┏━━
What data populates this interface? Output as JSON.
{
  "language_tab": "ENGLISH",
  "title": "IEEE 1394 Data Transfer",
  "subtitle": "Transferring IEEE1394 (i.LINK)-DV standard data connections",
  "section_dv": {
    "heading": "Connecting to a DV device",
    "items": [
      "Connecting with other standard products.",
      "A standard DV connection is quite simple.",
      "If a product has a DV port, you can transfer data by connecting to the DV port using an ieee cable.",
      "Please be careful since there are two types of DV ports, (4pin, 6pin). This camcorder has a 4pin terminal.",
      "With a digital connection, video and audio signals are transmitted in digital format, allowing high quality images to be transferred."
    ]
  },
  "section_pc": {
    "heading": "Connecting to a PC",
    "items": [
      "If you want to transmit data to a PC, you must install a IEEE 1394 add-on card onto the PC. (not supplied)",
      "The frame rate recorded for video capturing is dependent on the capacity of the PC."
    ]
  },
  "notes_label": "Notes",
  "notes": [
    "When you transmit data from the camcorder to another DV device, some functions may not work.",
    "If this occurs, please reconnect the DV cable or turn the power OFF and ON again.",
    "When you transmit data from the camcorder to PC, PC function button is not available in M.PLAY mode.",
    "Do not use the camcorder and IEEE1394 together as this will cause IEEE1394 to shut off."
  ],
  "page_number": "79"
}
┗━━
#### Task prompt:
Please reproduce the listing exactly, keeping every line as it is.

#### Reply:
What data populates this interface? Output as JSON.
{
  "language_tab": "ENGLISH",
  "title": "IEEE 1394 Data Transfer",
  "subtitle": "Transferring IEEE1394 (i.LINK)-DV standard data connections",
  "section_dv": {
    "heading": "Connecting to a DV device",
    "items": [
      "Connecting with other standard products.",
      "A standard DV connection is quite simple.",
      "If a product has a DV port, you can transfer data by connecting to the DV port using an ieee cable.",
      "Please be careful since there are two types of DV ports, (4pin, 6pin). This camcorder has a 4pin terminal.",
      "With a digital connection, video and audio signals are transmitted in digital format, allowing high quality images to be transferred."
    ]
  },
  "section_pc": {
    "heading": "Connecting to a PC",
    "items": [
      "If you want to transmit data to a PC, you must install a IEEE 1394 add-on card onto the PC. (not supplied)",
      "The frame rate recorded for video capturing is dependent on the capacity of the PC."
    ]
  },
  "notes_label": "Notes",
  "notes": [
    "When you transmit data from the camcorder to another DV device, some functions may not work.",
    "If this occurs, please reconnect the DV cable or turn the power OFF and ON again.",
    "When you transmit data from the camcorder to PC, PC function button is not available in M.PLAY mode.",
    "Do not use the camcorder and IEEE1394 together as this will cause IEEE1394 to shut off."
  ],
  "page_number": "79"
}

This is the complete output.